The Montreal-born Felder chooses the composers with the goal of combining storytelling with great music. "It has to have a strong story, strong music and it has to be a collaboration with an audience ― people have to want to come and see it," he said.
Felder was attracted to portraying composers who weren't regular people, "but we only know that after the fact," he noted. "None of them were born into what they became. They built it. It was part of their discovery of themselves. Chopin was born on a farm. Liszt also came out of nowhere. Some of them were children of immigrants," said Felder, whose own parents came to Canada from Poland and Hungary.
Why Chopin among a pantheon of talented and fascinating composers? "The reason is his music," said Felder. "It is so beautiful, so exotic, so everything." As well the composer's life was dramatically compelling, including his nearly decade-long romantic relationship with Sand, the pen name of the novelist Amantine-Lucile-Aurore Dupin.
"It's a great story, a great romance, a sad romance," he said, referring to the couple's breakup a few years before Chopin's death.
Felder is no stranger to the Berkeley theatre company, which last October presented The Pianist of Willesden Lane, under his direction from his adaptation of the book The Children of Willesden Lane by Mona Golabek and Lee Cohen.

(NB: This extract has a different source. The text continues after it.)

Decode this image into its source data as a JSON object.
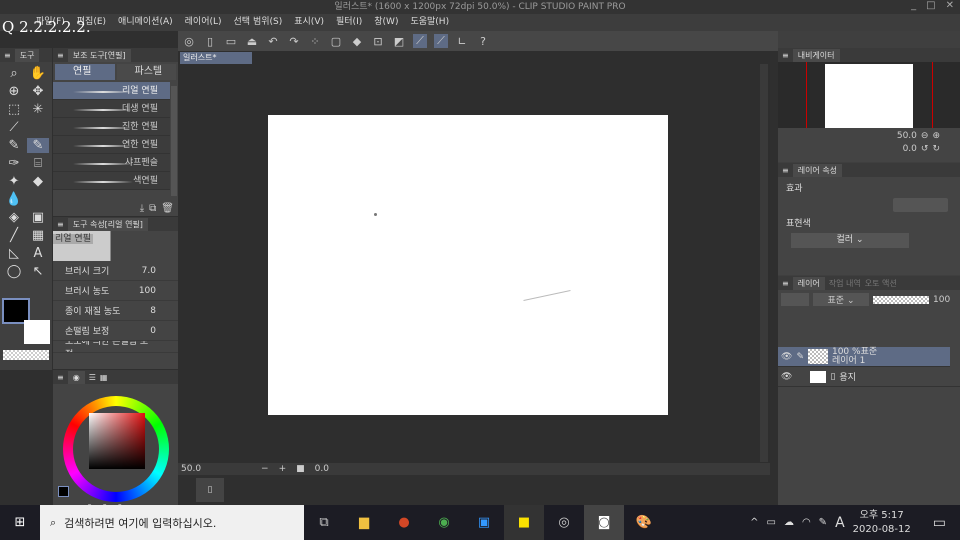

Felder is currently readying Hershey Felder As Irving Berlin for November performances at the Geffen Playhouse in Los Angeles (the show was previously done in concert form at the Berkeley Rep), and a production of Jack Lemmon Returns, a one-man show with Chris Lemmon, which Felder wrote and directed, slated for a January production in Los Angeles.
As well Felder continues to work on his Liszt-Wagner piece, Musik, that explores the tangled relationship between composer Franz Liszt and his son-in-law Richard Wagner. He usually spends months going through the music of the composers he's chosen to stage a show around. After deciding what he'd like to play, he puts it through the test of whether it will resonate for theater audiences. It can take a year or two before the show reaches production. While nothing is stamped in stone with his shows, he knows when a piece works. "It always comes down to music," he said, "and a good story to tell in context."
Journalist Molly Colin writes about the arts and cultural trends.